For the great irony in all of this is how the prosecutors’ search for impartial jurors led to a jury composed of mostly African Americans — among them eight women and a secret member of the Black Panthers who raised his fist in court. And how a rich black man (who always hated the fact he was black) got released as payback for the way black people have always been treated in America. And, of course, how a civil trial and a case of supposedly stolen memorabilia gave white people the best excuse to throw him in jail even if this time he didn’t do anything to deserve such a harsh verdict — and the recurrence of the number 33 was, if not a suggestion of revenge conspiracy, at least a clear indicator of the irony it entailed.
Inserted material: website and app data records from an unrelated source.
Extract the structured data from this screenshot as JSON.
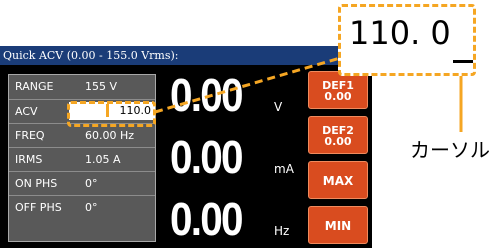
{
  "window": {
    "title": "Quick ACV (0.00 - 155.0 Vrms):"
  },
  "parameters": [
    {
      "label": "RANGE",
      "value": "155 V"
    },
    {
      "label": "ACV",
      "value": "110.0"
    },
    {
      "label": "FREQ",
      "value": "60.00 Hz"
    },
    {
      "label": "IRMS",
      "value": "1.05 A"
    },
    {
      "label": "ON PHS",
      "value": "0°"
    },
    {
      "label": "OFF PHS",
      "value": "0°"
    }
  ],
  "readouts": [
    {
      "value": "0.00",
      "unit": "V"
    },
    {
      "value": "0.00",
      "unit": "mA"
    },
    {
      "value": "0.00",
      "unit": "Hz"
    }
  ],
  "softkeys": {
    "def1": {
      "line1": "DEF1",
      "line2": "0.00"
    },
    "def2": {
      "line1": "DEF2",
      "line2": "0.00"
    },
    "max": "MAX",
    "min": "MIN"
  },
  "callout": {
    "zoom_value": "110. 0",
    "label": "カーソル"
  },
  "colors": {
    "title_bar": "#1a3c78",
    "softkey": "#d94c1f",
    "highlight": "#f5a623"
  }
}
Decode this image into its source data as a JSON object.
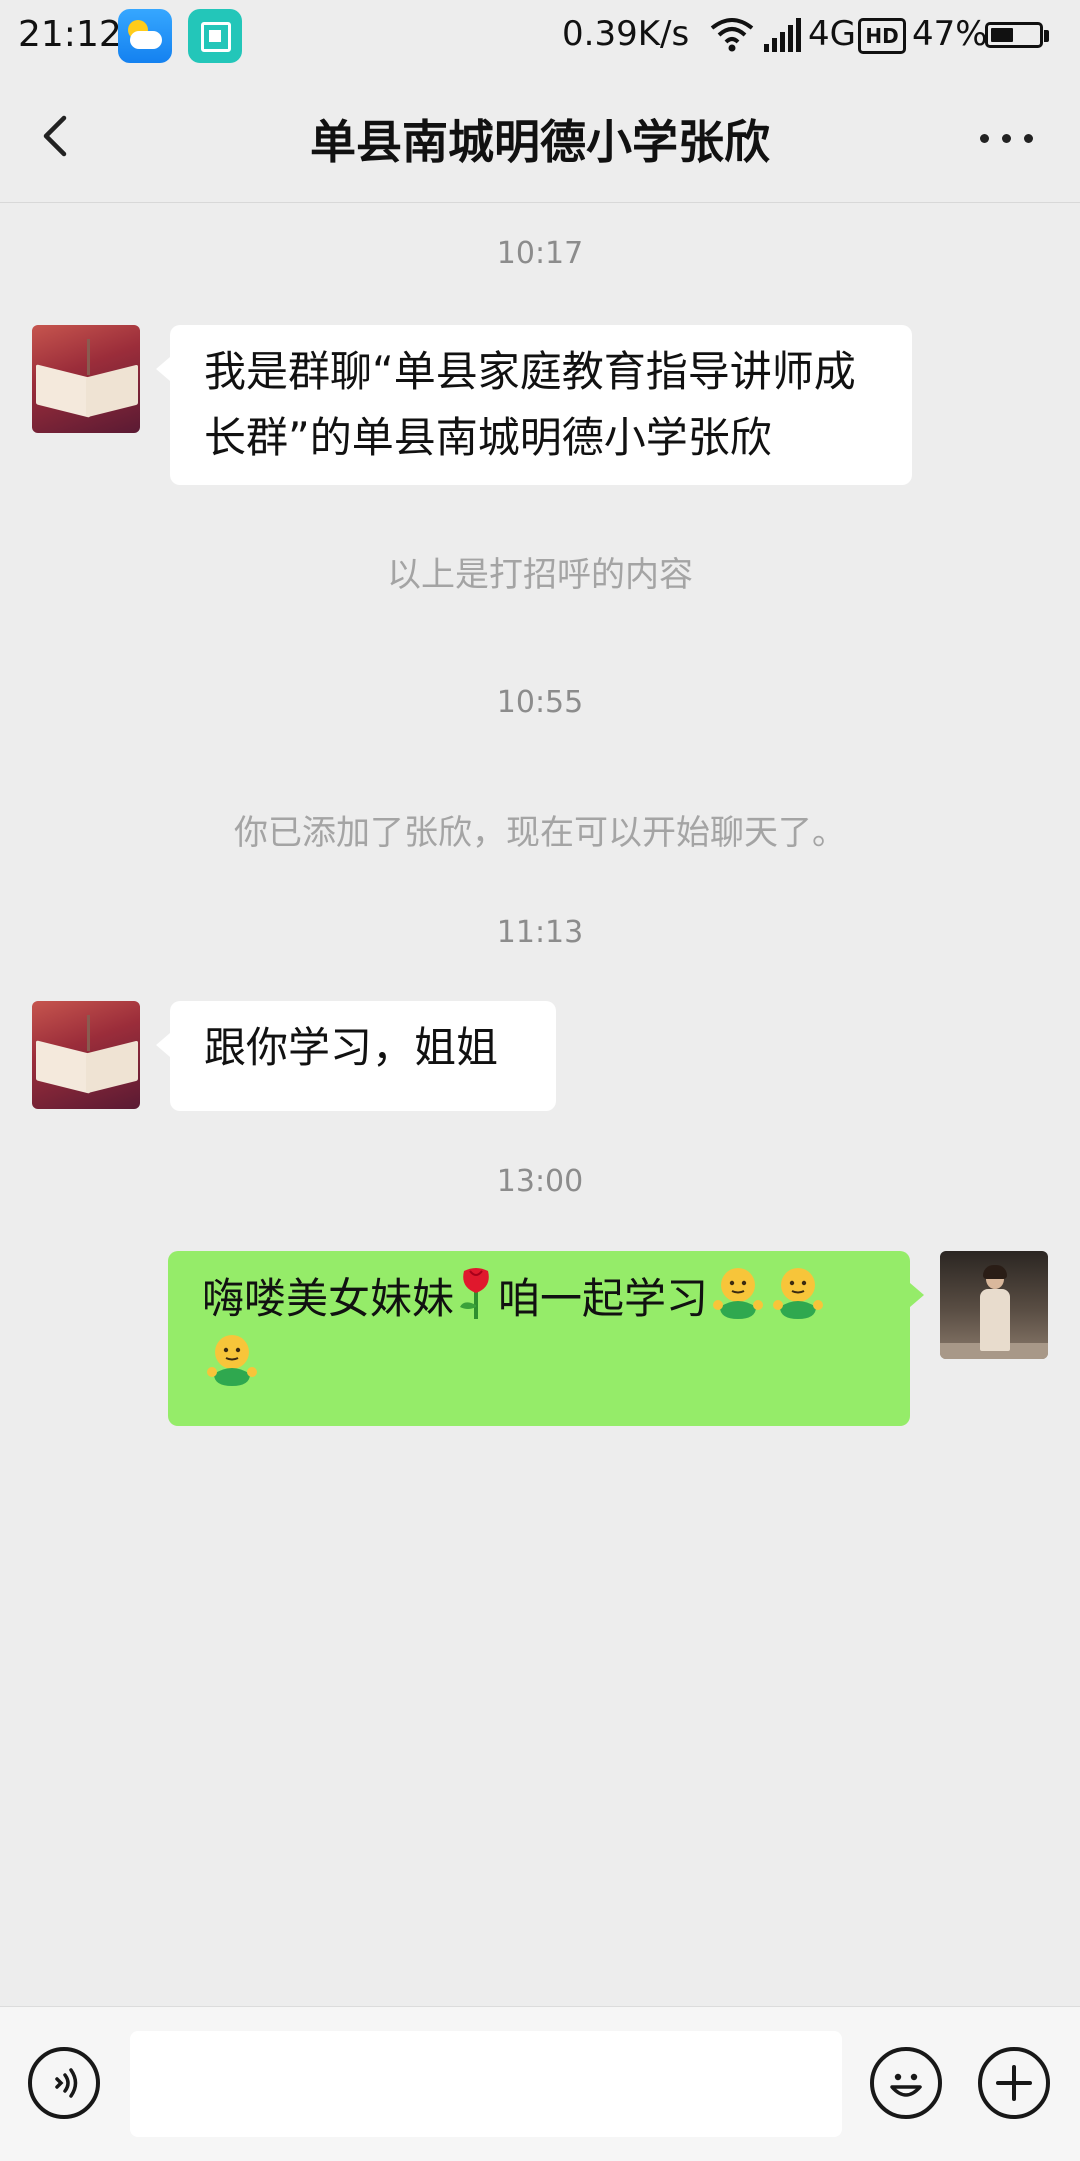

In short, this was basically a classic case of white people employing injustice (or, should I say, “white justice in America”) to obtain payback against African Americans, who were rejoicing in their outspoken use of dishonesty as an act of revenge against white people in the first place (“now you know how it feels,” we hear someone say) — that is, white people who have perpetuated racial inequality in the country for centuries. It is an endless, vicious cycle, and the fact that Edelman understands the full implications of that makes his film even more astute.
Using disturbing crime images and an expert sound design to illustrate the sounds of the stabbings, for instance, O.J.: Made in America is complete as a criminal dossier, presenting so many details and circumstances surrounding the case that it feels like an ultimate documentary about O.J. Simpson (to be watched back to back with The People v. O.J. Simpson: American Crime Story (2016)). And what it presents is so bizarre (as a character study) and essential (from a social perspective) that it must be seen to be believed.